Still, if the core game were interesting enough to merit spending, say, $75 on a new character race (no, really; you get the race, a bunch of pieces of gear, an extra character slot, a bag and a race reroll token) it wouldn’t be a big deal, but the bigger problem is, it’s not, and a lot of the things that might make it so are at cost. The core game is basically exactly like every single free to play MMO on the market with a Dungeons and Dragons coat of paint over it, and little to nothing here is unique or special. The game utilizes other mechanics better games have used in the past (IE zone quests) without understanding why they do so, and the whole experience feels poorly organized, poorly thought out and boring by and large, and that’s before you realize mods aren’t stopping RMTs from spamming the global chat regularly. You eventually get to a point where the game is just going to be frustrating, whether it’s in trying to learn how the class roles truly work on the fly, or finding your bank and bags are full again and you can’t get an expansion, or in doing the same sort of quest for the tenth time with no respite, and the game simply has nothing up its sleeve to draw you back in. Hell, you barely even get the chance to try and experiment with character classes to see if that might help, since the game only gives you two slots before asking you to shell out for more, which was something we hated when Final Fantasy XI did it over a decade ago.

If you really love Dungeons and Dragons as a franchise, and Neverwinter as a setpiece in which to conduct adventures, Neverwinter might have something to offer you to keep you coming back for more, but honestly, the game is basically the same as every other F2P MMO on the market in thought and deed, and it’s just not enjoyable overall.

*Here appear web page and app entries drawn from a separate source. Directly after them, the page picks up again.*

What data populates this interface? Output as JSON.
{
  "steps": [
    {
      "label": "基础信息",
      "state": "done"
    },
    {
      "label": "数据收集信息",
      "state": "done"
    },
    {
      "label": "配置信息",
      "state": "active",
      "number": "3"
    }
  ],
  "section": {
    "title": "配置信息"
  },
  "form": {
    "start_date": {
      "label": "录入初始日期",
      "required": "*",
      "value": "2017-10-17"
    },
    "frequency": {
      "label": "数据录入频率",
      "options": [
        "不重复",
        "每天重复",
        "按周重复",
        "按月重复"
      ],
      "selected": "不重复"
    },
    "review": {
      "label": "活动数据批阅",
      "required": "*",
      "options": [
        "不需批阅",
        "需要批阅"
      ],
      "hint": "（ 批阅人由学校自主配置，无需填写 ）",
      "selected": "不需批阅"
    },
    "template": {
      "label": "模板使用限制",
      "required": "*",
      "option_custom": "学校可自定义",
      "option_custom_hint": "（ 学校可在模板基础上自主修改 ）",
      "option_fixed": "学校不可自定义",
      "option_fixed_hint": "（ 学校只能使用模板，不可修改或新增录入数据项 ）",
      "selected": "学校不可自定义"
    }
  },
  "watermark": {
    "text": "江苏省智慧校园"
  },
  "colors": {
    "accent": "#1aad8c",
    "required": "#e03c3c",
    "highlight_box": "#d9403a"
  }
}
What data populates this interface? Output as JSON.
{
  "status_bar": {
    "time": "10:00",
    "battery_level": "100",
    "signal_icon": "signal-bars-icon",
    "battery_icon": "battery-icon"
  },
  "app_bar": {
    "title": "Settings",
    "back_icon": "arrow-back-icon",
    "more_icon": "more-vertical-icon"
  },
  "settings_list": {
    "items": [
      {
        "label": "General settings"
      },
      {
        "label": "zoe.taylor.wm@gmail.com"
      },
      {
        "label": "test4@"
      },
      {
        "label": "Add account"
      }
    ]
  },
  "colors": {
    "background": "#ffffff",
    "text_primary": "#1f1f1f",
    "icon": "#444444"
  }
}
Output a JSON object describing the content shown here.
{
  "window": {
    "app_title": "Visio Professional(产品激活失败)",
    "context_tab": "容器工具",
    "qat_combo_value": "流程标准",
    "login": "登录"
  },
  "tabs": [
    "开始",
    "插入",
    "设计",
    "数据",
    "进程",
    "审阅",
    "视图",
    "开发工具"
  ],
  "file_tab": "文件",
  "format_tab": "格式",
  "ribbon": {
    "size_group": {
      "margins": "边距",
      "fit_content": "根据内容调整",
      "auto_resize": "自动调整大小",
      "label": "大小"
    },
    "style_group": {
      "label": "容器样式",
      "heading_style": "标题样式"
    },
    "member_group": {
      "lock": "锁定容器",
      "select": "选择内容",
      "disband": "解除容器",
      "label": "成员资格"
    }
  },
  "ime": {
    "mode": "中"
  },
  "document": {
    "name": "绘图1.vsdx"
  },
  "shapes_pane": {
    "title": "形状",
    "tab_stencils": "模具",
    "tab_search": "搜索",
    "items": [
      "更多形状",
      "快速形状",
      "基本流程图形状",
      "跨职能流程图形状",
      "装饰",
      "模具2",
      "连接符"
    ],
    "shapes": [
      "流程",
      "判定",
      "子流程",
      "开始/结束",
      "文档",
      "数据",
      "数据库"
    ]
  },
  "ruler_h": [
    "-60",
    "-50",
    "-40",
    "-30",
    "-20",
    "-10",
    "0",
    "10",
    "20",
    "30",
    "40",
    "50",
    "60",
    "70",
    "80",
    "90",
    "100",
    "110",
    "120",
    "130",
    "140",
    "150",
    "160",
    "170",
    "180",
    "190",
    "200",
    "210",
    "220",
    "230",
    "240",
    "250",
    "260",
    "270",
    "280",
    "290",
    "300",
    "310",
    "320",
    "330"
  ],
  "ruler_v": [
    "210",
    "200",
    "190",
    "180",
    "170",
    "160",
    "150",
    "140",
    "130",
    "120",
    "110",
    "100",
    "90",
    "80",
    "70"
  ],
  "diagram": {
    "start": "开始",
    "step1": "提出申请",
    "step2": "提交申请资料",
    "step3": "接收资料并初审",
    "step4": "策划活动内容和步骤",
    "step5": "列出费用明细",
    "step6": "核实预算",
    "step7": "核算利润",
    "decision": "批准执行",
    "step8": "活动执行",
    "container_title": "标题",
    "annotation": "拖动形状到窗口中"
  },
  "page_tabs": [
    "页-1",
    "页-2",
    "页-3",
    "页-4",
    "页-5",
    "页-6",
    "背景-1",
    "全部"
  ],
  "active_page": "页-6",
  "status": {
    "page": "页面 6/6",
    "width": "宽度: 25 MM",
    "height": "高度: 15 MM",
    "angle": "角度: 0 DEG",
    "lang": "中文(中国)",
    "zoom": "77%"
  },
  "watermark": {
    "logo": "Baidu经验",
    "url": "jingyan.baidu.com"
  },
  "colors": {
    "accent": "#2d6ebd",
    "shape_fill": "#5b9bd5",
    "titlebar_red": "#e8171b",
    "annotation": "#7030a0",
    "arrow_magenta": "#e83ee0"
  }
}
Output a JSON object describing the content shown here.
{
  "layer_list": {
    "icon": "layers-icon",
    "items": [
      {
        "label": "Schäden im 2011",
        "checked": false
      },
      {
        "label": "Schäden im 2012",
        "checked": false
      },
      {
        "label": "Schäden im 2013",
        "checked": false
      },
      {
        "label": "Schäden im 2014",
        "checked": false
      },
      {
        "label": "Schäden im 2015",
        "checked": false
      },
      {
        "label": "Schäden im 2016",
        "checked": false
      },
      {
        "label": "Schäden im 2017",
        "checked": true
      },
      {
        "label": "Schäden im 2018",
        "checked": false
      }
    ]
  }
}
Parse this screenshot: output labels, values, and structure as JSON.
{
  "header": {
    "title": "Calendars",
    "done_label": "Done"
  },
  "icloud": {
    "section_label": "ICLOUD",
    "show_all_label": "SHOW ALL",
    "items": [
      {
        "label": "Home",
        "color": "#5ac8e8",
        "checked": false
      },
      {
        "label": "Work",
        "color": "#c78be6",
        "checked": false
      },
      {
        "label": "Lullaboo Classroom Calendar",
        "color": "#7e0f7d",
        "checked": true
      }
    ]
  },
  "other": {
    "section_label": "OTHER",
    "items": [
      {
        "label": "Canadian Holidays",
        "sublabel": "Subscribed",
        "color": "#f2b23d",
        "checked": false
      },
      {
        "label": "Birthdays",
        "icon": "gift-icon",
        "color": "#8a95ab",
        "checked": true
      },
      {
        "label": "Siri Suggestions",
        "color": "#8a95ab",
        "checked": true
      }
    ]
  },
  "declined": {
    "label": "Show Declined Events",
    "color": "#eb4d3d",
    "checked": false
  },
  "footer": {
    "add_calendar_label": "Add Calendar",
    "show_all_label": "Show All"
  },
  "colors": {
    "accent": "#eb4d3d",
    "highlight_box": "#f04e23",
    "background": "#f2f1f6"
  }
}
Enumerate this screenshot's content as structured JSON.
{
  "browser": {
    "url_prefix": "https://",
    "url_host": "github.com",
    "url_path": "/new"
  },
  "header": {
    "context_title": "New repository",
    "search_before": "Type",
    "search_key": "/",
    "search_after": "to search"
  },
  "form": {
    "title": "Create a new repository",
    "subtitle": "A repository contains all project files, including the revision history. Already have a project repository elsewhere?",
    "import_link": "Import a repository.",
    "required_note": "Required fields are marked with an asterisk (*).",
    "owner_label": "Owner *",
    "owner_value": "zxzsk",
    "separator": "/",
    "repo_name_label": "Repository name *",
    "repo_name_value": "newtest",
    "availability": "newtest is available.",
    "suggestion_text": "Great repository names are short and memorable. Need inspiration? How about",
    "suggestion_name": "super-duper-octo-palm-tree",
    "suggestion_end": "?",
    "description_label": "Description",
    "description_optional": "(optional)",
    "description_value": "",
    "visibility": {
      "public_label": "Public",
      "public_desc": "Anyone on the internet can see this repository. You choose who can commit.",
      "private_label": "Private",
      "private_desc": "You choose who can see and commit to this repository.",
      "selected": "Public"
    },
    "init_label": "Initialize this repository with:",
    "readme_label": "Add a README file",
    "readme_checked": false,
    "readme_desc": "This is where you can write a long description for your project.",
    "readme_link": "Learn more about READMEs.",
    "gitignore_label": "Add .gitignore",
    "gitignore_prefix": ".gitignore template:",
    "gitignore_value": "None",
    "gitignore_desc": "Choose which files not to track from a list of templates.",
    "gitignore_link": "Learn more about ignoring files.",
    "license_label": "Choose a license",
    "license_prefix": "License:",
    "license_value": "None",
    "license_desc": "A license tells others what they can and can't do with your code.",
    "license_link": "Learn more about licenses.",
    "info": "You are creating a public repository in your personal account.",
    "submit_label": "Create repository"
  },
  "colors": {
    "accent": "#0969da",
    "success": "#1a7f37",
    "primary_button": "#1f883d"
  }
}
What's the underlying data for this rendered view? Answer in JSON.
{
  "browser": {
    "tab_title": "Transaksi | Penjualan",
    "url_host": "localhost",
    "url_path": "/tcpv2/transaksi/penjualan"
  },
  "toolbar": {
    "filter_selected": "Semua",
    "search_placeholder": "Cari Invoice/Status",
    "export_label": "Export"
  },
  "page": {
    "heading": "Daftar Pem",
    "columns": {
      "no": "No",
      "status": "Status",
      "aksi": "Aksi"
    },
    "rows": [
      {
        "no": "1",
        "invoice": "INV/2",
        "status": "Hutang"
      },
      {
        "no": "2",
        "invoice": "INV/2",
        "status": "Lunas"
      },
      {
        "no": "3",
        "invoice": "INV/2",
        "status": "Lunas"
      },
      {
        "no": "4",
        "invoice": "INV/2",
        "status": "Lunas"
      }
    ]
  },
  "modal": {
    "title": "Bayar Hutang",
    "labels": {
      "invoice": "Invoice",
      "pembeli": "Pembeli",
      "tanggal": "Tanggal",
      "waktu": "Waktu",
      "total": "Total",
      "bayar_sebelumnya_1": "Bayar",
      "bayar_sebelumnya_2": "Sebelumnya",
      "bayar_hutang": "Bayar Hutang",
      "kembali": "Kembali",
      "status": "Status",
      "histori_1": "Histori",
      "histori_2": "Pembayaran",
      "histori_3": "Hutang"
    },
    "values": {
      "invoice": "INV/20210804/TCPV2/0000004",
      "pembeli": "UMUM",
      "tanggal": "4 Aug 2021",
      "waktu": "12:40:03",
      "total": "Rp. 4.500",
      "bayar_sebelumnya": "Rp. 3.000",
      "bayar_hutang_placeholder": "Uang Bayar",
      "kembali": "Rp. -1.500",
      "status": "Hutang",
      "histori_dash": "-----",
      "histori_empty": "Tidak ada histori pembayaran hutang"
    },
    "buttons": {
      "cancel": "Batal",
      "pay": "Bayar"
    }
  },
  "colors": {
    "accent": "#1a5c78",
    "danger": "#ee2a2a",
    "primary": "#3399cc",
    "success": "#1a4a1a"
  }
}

Nothing about the game stands out, to be honest; the visuals and audio are fine enough but lack effort, the plotline drives things along well enough but lacks personality and player investment hooks, and the mechanics are easy enough to learn but not explained as well as they could be or as easy to grasp as competing products. The core questline feels like a chore to get through sooner or later, and the game simply asks for money too often at too high a price for too little of value, to the point where it almost feels like you’re not really supposed to enjoy the game unless you’ve paid something into it. If you’ve never played an MMO before it might be worth a look, but PS4 players will have more fun with DC Universe, to be honest, as it at least makes a token effort to be a normal MMO. Neverwinter feels like a game assembled by committee; it has little heart and passion invested into its framework, seems mostly designed to inspire players to part with cash for something, and is probably only going to appeal to the most diehard of MMO or D&D fans.

Short Attention Span Summary:
For those who might still be unsure of whether or not Neverwinter is worth their time, I’ll break it down like this:

Do you like Dungeons and Dragons a whole lot? Have you mostly managed to avoid playing an MMO up to this point? Are you very good at avoiding spending money on freemium items in F2P games? If you answered “yes” to all of those questions, give it a try and download it; it’s free to start, and five to ten hours of the game should tell you if it’s for you in the long haul.

If you answered “no” to those questions, however, Neverwinter is probably not the game for you. It relies heavily on the player’s love of D&D to carry the game along, as it’s fairly threadbare as an experience, and most everything it does has been done by many other MMOs (both free and paid), but better. It’s the framework of an idea that was fleshed out in a way that lacks the passion to make it feel like its own unique thing, and the end result is honestly just rote, tiresome and wholly devoid of personality except as a means to encourage spending of actual cash. If you’re in this group, save your time and hard drive space for something else.